— Extracted entries —
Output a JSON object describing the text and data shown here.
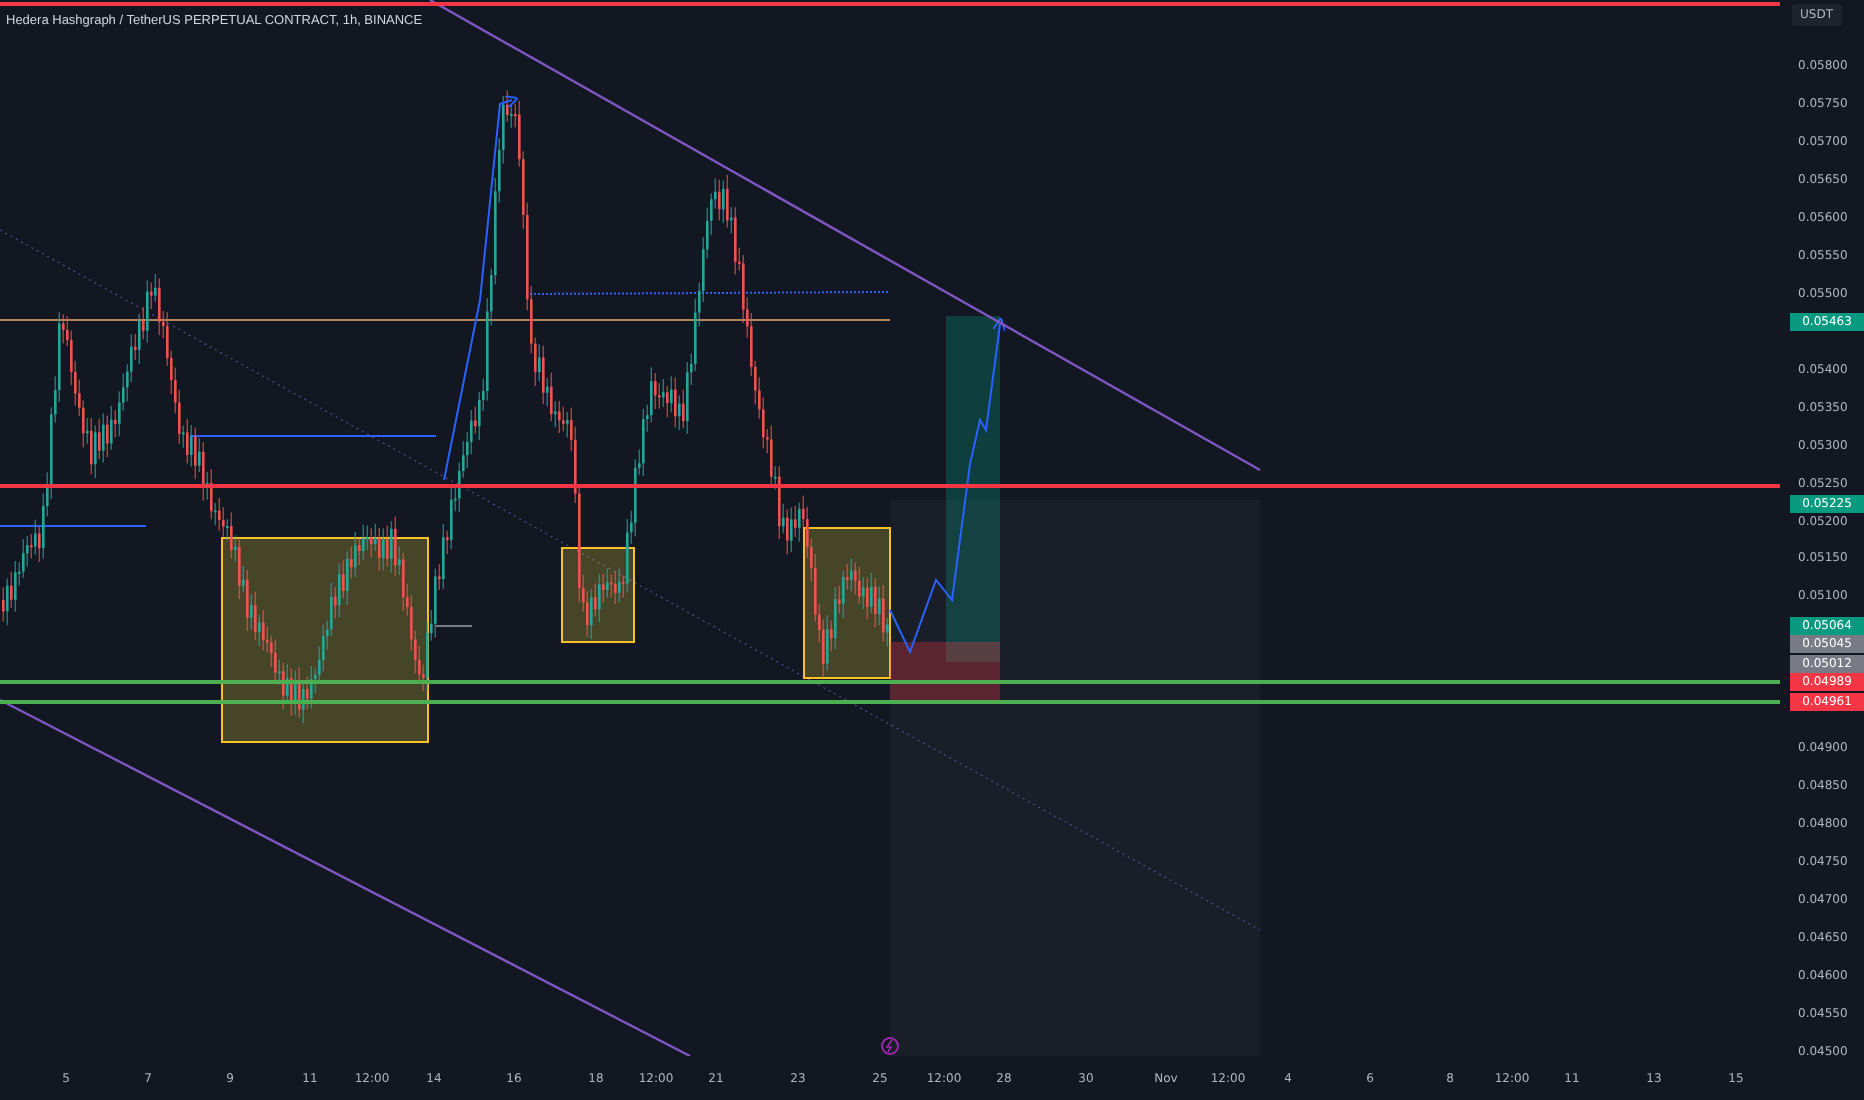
{
  "chart": {
    "title": "Hedera Hashgraph / TetherUS PERPETUAL CONTRACT, 1h, BINANCE"
  },
  "price_axis": {
    "currency": "USDT",
    "labels": [
      "0.05800",
      "0.05750",
      "0.05700",
      "0.05650",
      "0.05600",
      "0.05550",
      "0.05500",
      "0.05400",
      "0.05350",
      "0.05300",
      "0.05250",
      "0.05200",
      "0.05150",
      "0.05100",
      "0.04900",
      "0.04850",
      "0.04800",
      "0.04750",
      "0.04700",
      "0.04650",
      "0.04600",
      "0.04550",
      "0.04500"
    ],
    "badges": [
      {
        "text": "0.05463",
        "color": "#089981"
      },
      {
        "text": "0.05225",
        "color": "#089981"
      },
      {
        "text": "0.05064",
        "color": "#089981"
      },
      {
        "text": "0.05045",
        "color": "#787b86"
      },
      {
        "text": "0.05012",
        "color": "#787b86"
      },
      {
        "text": "0.04989",
        "color": "#f23645"
      },
      {
        "text": "0.04961",
        "color": "#f23645"
      }
    ]
  },
  "time_axis": {
    "labels": [
      "5",
      "7",
      "9",
      "11",
      "12:00",
      "14",
      "16",
      "18",
      "12:00",
      "21",
      "23",
      "25",
      "12:00",
      "28",
      "30",
      "Nov",
      "12:00",
      "4",
      "6",
      "8",
      "12:00",
      "11",
      "13",
      "15"
    ]
  }
}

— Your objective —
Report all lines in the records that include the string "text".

— Task answer —
Output a JSON object describing the text and data shown here.
        "text": "0.05463",
        "text": "0.05225",
        "text": "0.05064",
        "text": "0.05045",
        "text": "0.05012",
        "text": "0.04989",
        "text": "0.04961",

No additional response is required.